Records excerpted from a collection:

----

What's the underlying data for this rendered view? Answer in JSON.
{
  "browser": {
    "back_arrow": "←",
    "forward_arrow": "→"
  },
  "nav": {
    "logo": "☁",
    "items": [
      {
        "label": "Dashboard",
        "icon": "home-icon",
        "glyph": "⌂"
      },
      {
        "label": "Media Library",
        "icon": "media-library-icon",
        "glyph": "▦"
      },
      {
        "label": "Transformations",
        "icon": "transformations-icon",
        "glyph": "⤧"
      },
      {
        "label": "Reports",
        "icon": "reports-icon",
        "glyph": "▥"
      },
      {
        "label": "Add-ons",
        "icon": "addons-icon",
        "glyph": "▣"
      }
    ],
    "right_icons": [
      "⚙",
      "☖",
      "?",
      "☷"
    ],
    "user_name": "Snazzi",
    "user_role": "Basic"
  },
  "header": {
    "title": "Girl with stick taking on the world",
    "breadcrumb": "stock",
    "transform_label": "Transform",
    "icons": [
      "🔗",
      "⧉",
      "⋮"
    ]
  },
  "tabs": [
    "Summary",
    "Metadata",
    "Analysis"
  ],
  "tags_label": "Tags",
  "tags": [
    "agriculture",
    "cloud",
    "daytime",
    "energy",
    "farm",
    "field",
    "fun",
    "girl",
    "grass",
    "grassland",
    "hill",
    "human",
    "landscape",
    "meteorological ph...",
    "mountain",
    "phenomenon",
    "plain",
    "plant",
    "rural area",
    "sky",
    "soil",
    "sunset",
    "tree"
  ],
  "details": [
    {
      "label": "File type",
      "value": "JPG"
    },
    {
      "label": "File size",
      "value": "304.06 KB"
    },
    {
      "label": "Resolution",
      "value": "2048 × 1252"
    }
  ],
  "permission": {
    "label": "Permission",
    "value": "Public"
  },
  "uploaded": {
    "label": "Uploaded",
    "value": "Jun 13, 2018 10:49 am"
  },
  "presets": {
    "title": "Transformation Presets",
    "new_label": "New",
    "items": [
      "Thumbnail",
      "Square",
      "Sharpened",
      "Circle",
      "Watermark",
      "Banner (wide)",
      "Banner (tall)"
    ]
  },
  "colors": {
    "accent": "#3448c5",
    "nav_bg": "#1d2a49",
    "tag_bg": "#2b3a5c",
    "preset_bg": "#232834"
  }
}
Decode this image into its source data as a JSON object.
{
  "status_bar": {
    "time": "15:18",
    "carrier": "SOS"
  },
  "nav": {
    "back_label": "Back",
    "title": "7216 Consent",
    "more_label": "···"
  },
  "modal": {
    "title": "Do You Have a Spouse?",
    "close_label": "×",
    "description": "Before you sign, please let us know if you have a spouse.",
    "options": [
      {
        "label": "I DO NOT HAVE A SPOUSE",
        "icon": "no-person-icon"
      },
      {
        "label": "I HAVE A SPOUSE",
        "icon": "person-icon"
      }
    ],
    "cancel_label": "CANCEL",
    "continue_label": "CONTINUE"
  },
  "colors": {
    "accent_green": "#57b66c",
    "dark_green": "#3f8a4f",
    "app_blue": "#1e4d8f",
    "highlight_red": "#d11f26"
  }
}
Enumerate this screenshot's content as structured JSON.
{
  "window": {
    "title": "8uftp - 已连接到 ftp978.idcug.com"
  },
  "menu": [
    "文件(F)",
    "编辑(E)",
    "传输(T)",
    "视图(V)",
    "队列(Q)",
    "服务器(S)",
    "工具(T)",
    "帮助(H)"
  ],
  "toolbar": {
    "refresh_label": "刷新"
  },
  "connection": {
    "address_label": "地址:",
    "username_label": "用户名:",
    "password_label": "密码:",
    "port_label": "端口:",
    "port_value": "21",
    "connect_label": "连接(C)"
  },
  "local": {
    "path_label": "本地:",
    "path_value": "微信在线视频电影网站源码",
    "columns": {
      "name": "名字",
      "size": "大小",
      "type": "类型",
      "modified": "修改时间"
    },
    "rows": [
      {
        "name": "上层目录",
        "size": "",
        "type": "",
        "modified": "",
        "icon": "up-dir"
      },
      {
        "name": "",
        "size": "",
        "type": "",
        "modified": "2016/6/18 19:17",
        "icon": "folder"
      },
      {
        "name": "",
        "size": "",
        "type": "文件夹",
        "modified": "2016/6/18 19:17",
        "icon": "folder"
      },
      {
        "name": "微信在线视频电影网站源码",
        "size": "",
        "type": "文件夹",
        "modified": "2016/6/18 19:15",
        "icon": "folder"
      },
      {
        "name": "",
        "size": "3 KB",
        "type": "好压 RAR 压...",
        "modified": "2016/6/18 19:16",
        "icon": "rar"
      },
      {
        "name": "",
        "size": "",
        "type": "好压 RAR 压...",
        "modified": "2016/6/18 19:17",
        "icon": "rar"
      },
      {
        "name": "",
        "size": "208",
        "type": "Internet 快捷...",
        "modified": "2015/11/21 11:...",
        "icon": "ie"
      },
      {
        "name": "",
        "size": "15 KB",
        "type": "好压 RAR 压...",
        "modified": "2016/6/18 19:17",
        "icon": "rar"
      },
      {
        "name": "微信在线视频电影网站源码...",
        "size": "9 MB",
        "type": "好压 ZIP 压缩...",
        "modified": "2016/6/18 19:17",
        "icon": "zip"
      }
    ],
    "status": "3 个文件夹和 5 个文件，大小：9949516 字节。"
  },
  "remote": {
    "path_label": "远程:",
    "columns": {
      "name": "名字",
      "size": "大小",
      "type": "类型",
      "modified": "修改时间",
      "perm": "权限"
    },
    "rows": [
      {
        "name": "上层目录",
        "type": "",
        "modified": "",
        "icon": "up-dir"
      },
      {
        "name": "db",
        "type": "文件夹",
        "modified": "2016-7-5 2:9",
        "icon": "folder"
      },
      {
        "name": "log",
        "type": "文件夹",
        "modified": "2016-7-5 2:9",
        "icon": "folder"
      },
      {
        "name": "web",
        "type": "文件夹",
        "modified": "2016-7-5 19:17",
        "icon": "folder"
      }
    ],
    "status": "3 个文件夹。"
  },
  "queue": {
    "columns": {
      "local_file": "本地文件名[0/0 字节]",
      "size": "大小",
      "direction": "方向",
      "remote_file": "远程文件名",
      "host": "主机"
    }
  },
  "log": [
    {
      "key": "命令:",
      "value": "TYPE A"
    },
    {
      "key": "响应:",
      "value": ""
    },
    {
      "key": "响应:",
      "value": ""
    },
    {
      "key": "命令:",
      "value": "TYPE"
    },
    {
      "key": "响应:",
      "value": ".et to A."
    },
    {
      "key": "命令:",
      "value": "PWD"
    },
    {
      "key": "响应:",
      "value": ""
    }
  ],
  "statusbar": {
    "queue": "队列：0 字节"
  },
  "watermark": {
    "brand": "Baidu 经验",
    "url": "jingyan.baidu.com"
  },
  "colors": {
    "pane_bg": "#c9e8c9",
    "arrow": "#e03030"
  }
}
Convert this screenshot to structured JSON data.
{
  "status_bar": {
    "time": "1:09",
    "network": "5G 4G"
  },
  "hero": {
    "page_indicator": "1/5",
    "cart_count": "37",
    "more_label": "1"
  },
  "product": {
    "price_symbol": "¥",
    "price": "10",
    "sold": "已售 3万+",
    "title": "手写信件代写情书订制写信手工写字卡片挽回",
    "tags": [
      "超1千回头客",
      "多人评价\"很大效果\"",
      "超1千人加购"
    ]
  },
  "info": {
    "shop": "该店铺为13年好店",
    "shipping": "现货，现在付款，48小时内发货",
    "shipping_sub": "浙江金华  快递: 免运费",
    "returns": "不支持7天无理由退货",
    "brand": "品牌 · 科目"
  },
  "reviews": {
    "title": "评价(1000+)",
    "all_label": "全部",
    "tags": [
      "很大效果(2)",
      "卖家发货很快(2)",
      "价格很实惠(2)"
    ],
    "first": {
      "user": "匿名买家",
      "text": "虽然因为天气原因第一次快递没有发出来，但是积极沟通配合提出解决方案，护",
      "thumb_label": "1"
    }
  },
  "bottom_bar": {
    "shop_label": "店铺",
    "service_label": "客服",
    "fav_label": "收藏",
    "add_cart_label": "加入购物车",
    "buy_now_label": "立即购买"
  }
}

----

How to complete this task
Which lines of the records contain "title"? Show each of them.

Response to the task
    "title": "Girl with stick taking on the world",
    "title": "Transformation Presets",
    "title": "7216 Consent",
    "title": "Do You Have a Spouse?",
    "title": "8uftp - 已连接到 ftp978.idcug.com"
    "title": "手写信件代写情书订制写信手工写字卡片挽回",
    "title": "评价(1000+)",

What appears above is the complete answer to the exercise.